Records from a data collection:
━━━━━━━━━━
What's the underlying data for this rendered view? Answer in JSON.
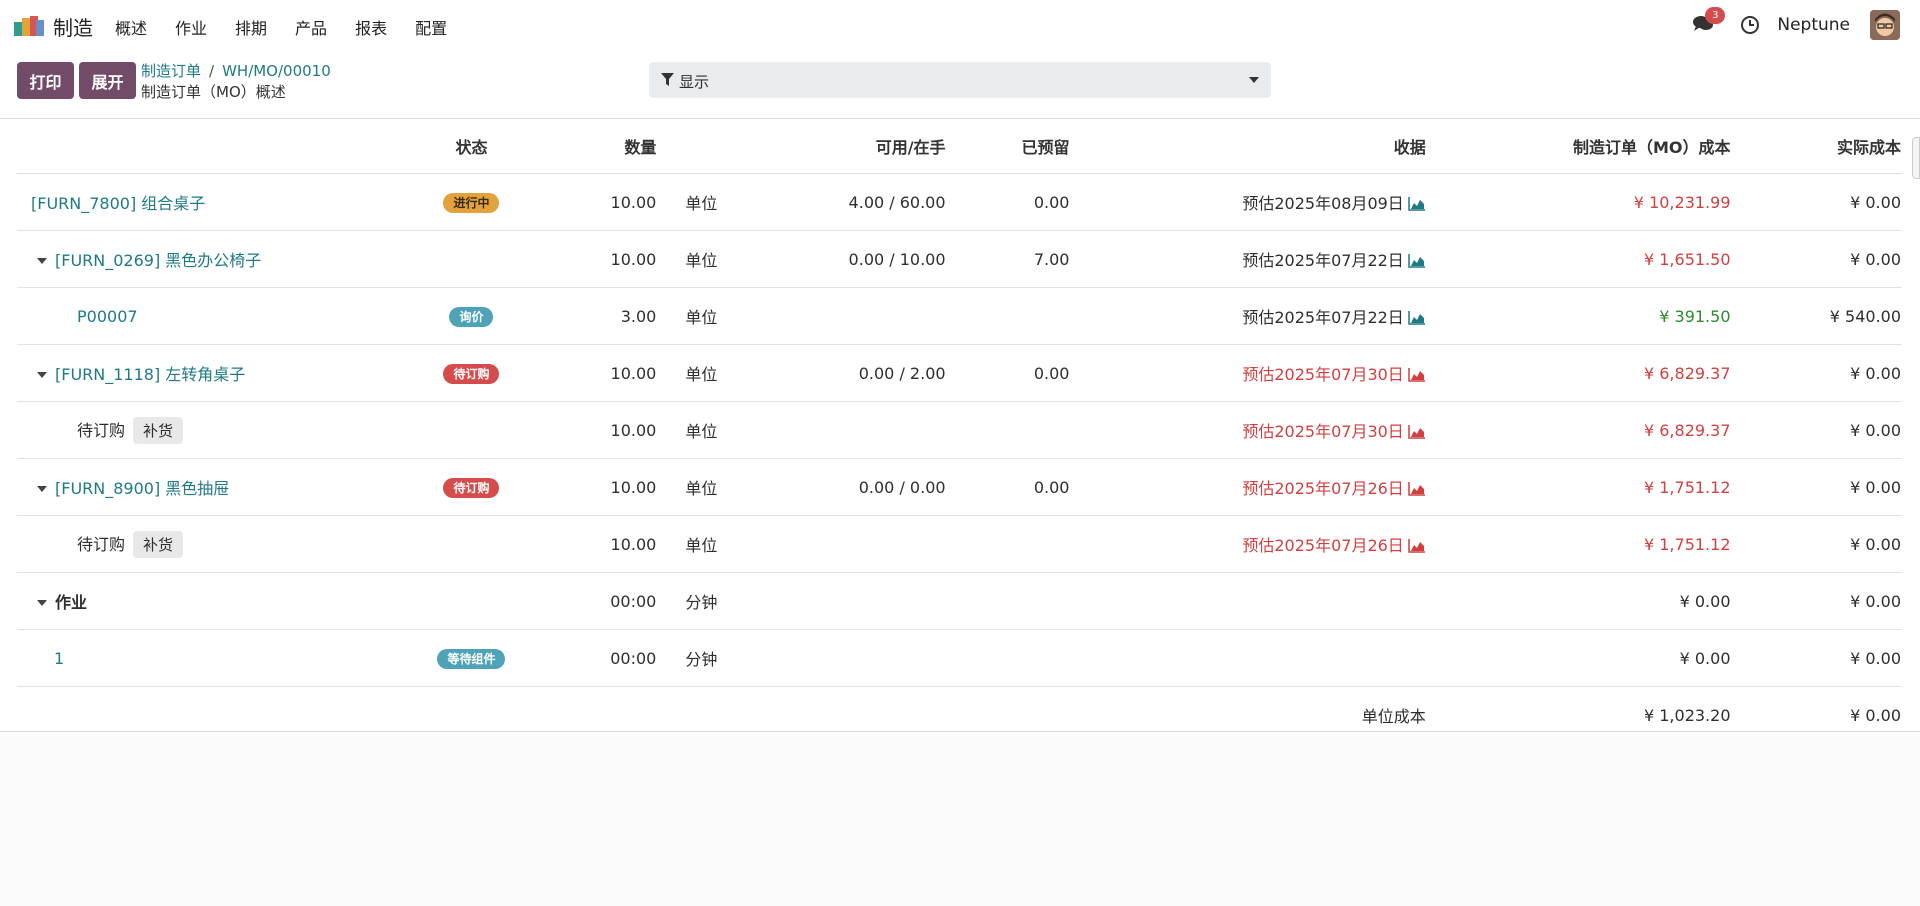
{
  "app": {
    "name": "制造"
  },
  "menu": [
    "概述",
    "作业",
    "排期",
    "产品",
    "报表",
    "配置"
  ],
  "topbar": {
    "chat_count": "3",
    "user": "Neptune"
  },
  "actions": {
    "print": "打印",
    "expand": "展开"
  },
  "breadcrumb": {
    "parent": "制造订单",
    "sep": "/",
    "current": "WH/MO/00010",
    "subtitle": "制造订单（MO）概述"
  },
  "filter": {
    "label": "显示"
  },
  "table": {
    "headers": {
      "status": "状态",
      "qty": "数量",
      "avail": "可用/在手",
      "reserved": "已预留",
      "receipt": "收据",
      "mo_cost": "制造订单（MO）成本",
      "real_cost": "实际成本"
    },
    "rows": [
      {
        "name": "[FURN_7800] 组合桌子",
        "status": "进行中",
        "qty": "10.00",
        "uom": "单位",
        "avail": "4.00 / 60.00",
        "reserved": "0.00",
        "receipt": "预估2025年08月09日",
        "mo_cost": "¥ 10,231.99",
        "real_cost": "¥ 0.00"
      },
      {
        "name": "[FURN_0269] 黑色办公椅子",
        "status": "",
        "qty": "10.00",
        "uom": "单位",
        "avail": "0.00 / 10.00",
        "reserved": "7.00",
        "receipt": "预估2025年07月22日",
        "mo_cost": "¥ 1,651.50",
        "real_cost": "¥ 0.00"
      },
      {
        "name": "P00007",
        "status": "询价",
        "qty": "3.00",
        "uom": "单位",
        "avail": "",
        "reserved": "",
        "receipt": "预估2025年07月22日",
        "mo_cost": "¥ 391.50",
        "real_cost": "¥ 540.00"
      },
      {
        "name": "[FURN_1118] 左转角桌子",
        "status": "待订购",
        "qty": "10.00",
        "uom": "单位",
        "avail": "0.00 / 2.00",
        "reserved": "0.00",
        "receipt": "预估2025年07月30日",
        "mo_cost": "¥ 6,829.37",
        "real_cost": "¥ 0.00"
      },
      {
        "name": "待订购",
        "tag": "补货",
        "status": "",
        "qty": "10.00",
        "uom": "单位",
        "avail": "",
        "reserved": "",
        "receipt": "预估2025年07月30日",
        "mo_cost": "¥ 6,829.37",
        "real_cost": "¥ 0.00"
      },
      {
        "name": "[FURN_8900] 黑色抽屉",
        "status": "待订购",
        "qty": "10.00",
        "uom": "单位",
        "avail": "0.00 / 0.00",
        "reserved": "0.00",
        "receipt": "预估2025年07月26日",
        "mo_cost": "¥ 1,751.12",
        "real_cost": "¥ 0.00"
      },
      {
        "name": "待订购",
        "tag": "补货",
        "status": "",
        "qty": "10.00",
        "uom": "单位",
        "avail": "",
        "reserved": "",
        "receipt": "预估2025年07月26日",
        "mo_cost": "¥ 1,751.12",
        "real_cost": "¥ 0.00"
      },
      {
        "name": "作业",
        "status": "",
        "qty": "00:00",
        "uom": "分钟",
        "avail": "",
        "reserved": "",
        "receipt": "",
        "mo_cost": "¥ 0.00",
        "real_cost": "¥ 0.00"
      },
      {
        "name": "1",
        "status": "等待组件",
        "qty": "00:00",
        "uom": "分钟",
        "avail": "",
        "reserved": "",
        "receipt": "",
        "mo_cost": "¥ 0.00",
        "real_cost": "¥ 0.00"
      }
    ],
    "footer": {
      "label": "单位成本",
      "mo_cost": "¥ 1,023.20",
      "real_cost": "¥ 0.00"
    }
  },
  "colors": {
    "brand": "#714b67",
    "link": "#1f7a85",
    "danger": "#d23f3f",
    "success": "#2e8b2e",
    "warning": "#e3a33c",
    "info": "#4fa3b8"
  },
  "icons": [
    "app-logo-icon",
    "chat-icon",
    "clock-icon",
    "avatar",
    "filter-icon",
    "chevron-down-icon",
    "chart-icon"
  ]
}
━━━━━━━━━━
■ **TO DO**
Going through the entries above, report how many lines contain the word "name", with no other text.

■ **ANSWER TO THE EXERCISE**
10